Why doesn’t my gynecologist prescribe bio-identical hormones?

There are a few reasons why a gynecologist may not prescribe bioidentical hormones.

First, bioidentical hormones are not approved by the FDA for use in hormone replacement therapy. Bioidentical hormones are typically made from plant-derived substances and are compounded (mixed) by a pharmacist to meet the specific needs of an individual patient. Because they are not FDA-approved, they are not subject to the same level of regulation as synthetic hormones, which are FDA-approved. Some healthcare providers may be hesitant to prescribe bioidentical hormones because of concerns about their safety and effectiveness.

Second, bioidentical hormones have not been extensively studied in large, controlled clinical trials. As a result, there is limited evidence on their long-term safety and effectiveness. Some healthcare providers may prefer to prescribe synthetic hormones, which have been more extensively studied and are FDA-approved.

Finally, some healthcare providers may have different philosophies or approaches to hormone replacement therapy. Some may feel that synthetic hormones are more reliable or have fewer side effects, while others may believe that bioidentical hormones are a safer or more natural option.

It’s important to keep in mind that the decision to use hormone replacement therapy, and which type of hormone to use, should be based on an individual’s specific medical needs and preferences, as well as a careful consideration of the potential risks and benefits. It’s always a good idea to have an open and honest conversation with your healthcare provider about your options and to discuss any concerns or questions you may have.

What are the signs of low Progesterone and what are the health benefits?
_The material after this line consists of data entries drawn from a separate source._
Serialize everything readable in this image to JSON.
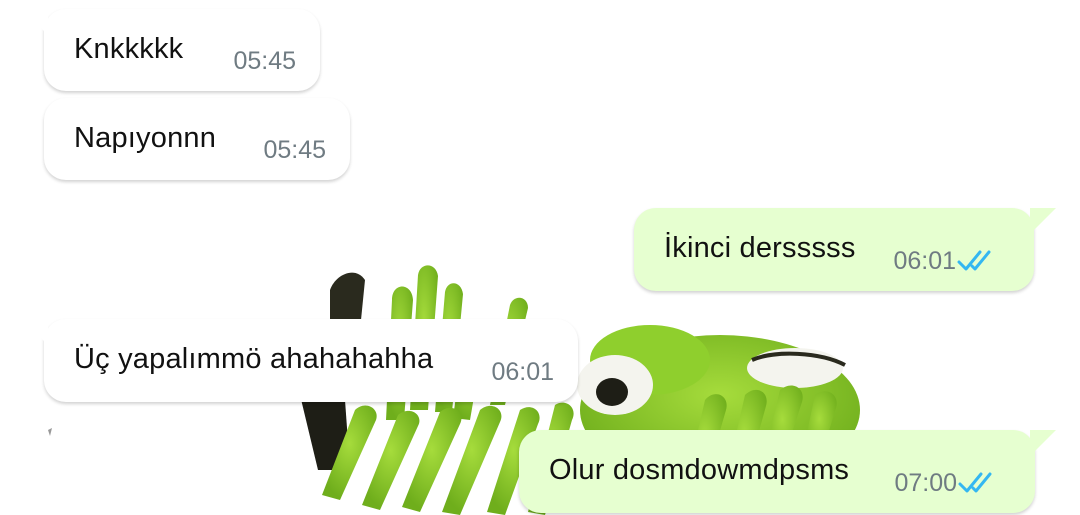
{
  "chat": {
    "messages": [
      {
        "direction": "incoming",
        "text": "Knkkkkk",
        "time": "05:45"
      },
      {
        "direction": "incoming",
        "text": "Napıyonnn",
        "time": "05:45"
      },
      {
        "direction": "outgoing",
        "text": "İkinci dersssss",
        "time": "06:01",
        "status": "read-double-check-icon"
      },
      {
        "direction": "incoming",
        "text": "Üç yapalımmö ahahahahha",
        "time": "06:01"
      },
      {
        "direction": "outgoing",
        "text": "Olur dosmdowmdpsms",
        "time": "07:00",
        "status": "read-double-check-icon"
      }
    ],
    "wallpaper": "kermit-meme-wallpaper",
    "colors": {
      "incoming_bubble": "#ffffff",
      "outgoing_bubble": "#e6ffd0",
      "read_tick": "#34b7f1",
      "timestamp": "#6f7b82",
      "kermit_green": "#8ccb2a"
    }
  }
}
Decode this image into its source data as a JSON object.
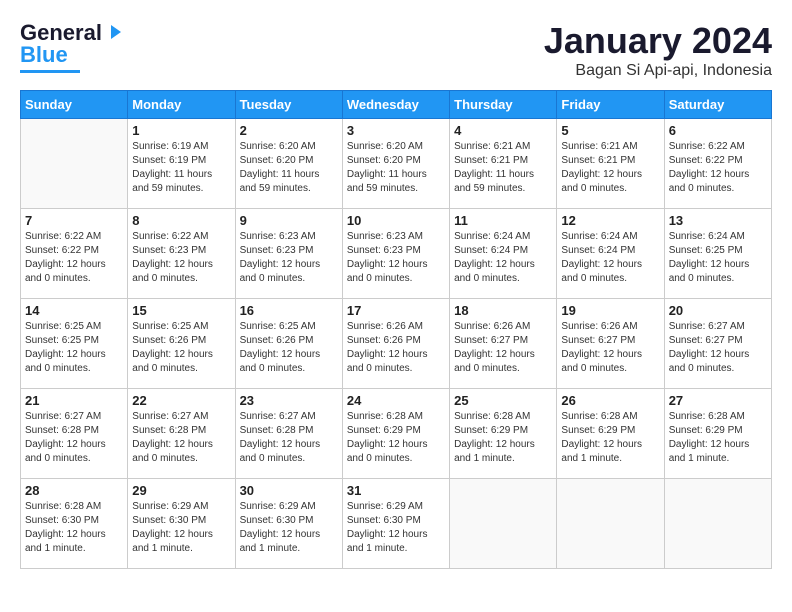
{
  "header": {
    "logo_general": "General",
    "logo_blue": "Blue",
    "title": "January 2024",
    "subtitle": "Bagan Si Api-api, Indonesia"
  },
  "weekdays": [
    "Sunday",
    "Monday",
    "Tuesday",
    "Wednesday",
    "Thursday",
    "Friday",
    "Saturday"
  ],
  "weeks": [
    [
      {
        "day": "",
        "info": ""
      },
      {
        "day": "1",
        "info": "Sunrise: 6:19 AM\nSunset: 6:19 PM\nDaylight: 11 hours\nand 59 minutes."
      },
      {
        "day": "2",
        "info": "Sunrise: 6:20 AM\nSunset: 6:20 PM\nDaylight: 11 hours\nand 59 minutes."
      },
      {
        "day": "3",
        "info": "Sunrise: 6:20 AM\nSunset: 6:20 PM\nDaylight: 11 hours\nand 59 minutes."
      },
      {
        "day": "4",
        "info": "Sunrise: 6:21 AM\nSunset: 6:21 PM\nDaylight: 11 hours\nand 59 minutes."
      },
      {
        "day": "5",
        "info": "Sunrise: 6:21 AM\nSunset: 6:21 PM\nDaylight: 12 hours\nand 0 minutes."
      },
      {
        "day": "6",
        "info": "Sunrise: 6:22 AM\nSunset: 6:22 PM\nDaylight: 12 hours\nand 0 minutes."
      }
    ],
    [
      {
        "day": "7",
        "info": "Sunrise: 6:22 AM\nSunset: 6:22 PM\nDaylight: 12 hours\nand 0 minutes."
      },
      {
        "day": "8",
        "info": "Sunrise: 6:22 AM\nSunset: 6:23 PM\nDaylight: 12 hours\nand 0 minutes."
      },
      {
        "day": "9",
        "info": "Sunrise: 6:23 AM\nSunset: 6:23 PM\nDaylight: 12 hours\nand 0 minutes."
      },
      {
        "day": "10",
        "info": "Sunrise: 6:23 AM\nSunset: 6:23 PM\nDaylight: 12 hours\nand 0 minutes."
      },
      {
        "day": "11",
        "info": "Sunrise: 6:24 AM\nSunset: 6:24 PM\nDaylight: 12 hours\nand 0 minutes."
      },
      {
        "day": "12",
        "info": "Sunrise: 6:24 AM\nSunset: 6:24 PM\nDaylight: 12 hours\nand 0 minutes."
      },
      {
        "day": "13",
        "info": "Sunrise: 6:24 AM\nSunset: 6:25 PM\nDaylight: 12 hours\nand 0 minutes."
      }
    ],
    [
      {
        "day": "14",
        "info": "Sunrise: 6:25 AM\nSunset: 6:25 PM\nDaylight: 12 hours\nand 0 minutes."
      },
      {
        "day": "15",
        "info": "Sunrise: 6:25 AM\nSunset: 6:26 PM\nDaylight: 12 hours\nand 0 minutes."
      },
      {
        "day": "16",
        "info": "Sunrise: 6:25 AM\nSunset: 6:26 PM\nDaylight: 12 hours\nand 0 minutes."
      },
      {
        "day": "17",
        "info": "Sunrise: 6:26 AM\nSunset: 6:26 PM\nDaylight: 12 hours\nand 0 minutes."
      },
      {
        "day": "18",
        "info": "Sunrise: 6:26 AM\nSunset: 6:27 PM\nDaylight: 12 hours\nand 0 minutes."
      },
      {
        "day": "19",
        "info": "Sunrise: 6:26 AM\nSunset: 6:27 PM\nDaylight: 12 hours\nand 0 minutes."
      },
      {
        "day": "20",
        "info": "Sunrise: 6:27 AM\nSunset: 6:27 PM\nDaylight: 12 hours\nand 0 minutes."
      }
    ],
    [
      {
        "day": "21",
        "info": "Sunrise: 6:27 AM\nSunset: 6:28 PM\nDaylight: 12 hours\nand 0 minutes."
      },
      {
        "day": "22",
        "info": "Sunrise: 6:27 AM\nSunset: 6:28 PM\nDaylight: 12 hours\nand 0 minutes."
      },
      {
        "day": "23",
        "info": "Sunrise: 6:27 AM\nSunset: 6:28 PM\nDaylight: 12 hours\nand 0 minutes."
      },
      {
        "day": "24",
        "info": "Sunrise: 6:28 AM\nSunset: 6:29 PM\nDaylight: 12 hours\nand 0 minutes."
      },
      {
        "day": "25",
        "info": "Sunrise: 6:28 AM\nSunset: 6:29 PM\nDaylight: 12 hours\nand 1 minute."
      },
      {
        "day": "26",
        "info": "Sunrise: 6:28 AM\nSunset: 6:29 PM\nDaylight: 12 hours\nand 1 minute."
      },
      {
        "day": "27",
        "info": "Sunrise: 6:28 AM\nSunset: 6:29 PM\nDaylight: 12 hours\nand 1 minute."
      }
    ],
    [
      {
        "day": "28",
        "info": "Sunrise: 6:28 AM\nSunset: 6:30 PM\nDaylight: 12 hours\nand 1 minute."
      },
      {
        "day": "29",
        "info": "Sunrise: 6:29 AM\nSunset: 6:30 PM\nDaylight: 12 hours\nand 1 minute."
      },
      {
        "day": "30",
        "info": "Sunrise: 6:29 AM\nSunset: 6:30 PM\nDaylight: 12 hours\nand 1 minute."
      },
      {
        "day": "31",
        "info": "Sunrise: 6:29 AM\nSunset: 6:30 PM\nDaylight: 12 hours\nand 1 minute."
      },
      {
        "day": "",
        "info": ""
      },
      {
        "day": "",
        "info": ""
      },
      {
        "day": "",
        "info": ""
      }
    ]
  ]
}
Progesterone is a hormone produced by the ovaries, the adrenal glands, and the placenta during pregnancy. It plays a number of important roles in the body, including regulation of the menstrual cycle and pregnancy.

Signs of low progesterone may include:
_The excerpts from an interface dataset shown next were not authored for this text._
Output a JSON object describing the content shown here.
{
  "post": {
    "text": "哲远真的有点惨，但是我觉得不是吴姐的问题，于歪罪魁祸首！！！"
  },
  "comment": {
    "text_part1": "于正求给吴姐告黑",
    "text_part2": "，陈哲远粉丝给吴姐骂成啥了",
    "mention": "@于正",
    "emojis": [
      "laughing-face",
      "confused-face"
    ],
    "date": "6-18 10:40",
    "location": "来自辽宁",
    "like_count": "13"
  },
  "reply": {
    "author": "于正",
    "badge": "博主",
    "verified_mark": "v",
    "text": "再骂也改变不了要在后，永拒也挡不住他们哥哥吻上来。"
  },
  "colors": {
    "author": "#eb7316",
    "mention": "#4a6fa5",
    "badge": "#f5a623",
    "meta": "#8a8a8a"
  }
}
  1. Irregular periods: Progesterone helps regulate the menstrual cycle and maintain pregnancy. If progesterone levels are low, periods may be irregular or absent.

  2. Infertility: Low progesterone levels may make it difficult to get pregnant or maintain a pregnancy.

  3. Hot flashes: Low progesterone levels may contribute to hot flashes and other menopausal symptoms.

  4. Mood changes: Progesterone may affect mood and can cause symptoms such as anxiety, depression, or irritability.

  5. Decreased sex drive: Low progesterone levels may also lead to a decrease in sex drive.

There are several potential health benefits associated with maintaining normal progesterone levels. These may include:

  1. Regulating the menstrual cycle: Progesterone helps regulate the menstrual cycle, including the production of eggs and the thickening of the uterine lining.

  2. Maintaining pregnancy: Progesterone is essential for maintaining pregnancy and preparing the body for childbirth.

  3. Reducing menopausal symptoms: Hormone replacement therapy with progesterone may help reduce hot flashes and other menopausal symptoms.

  4. Protecting bone health: Progesterone may help protect against bone loss and osteoporosis.

  5. Improving mood: Progesterone may have a positive effect on mood and may be used to treat anxiety and depression.

What is Involved in Starting Bioidentical Hormone Therapy?

When you have your lab work done, you will be asked to fill out a brief medical history and a symptoms questionnaire. If you live outside of town, we can have your labs drawn at a location close to you.

As early as 3 days after your lab work, we can see you for your initial consultation. We will discuss your symptoms, history, lifestyle and goals and also review the results from your blood work. We will then make treatment recommendations based on this information.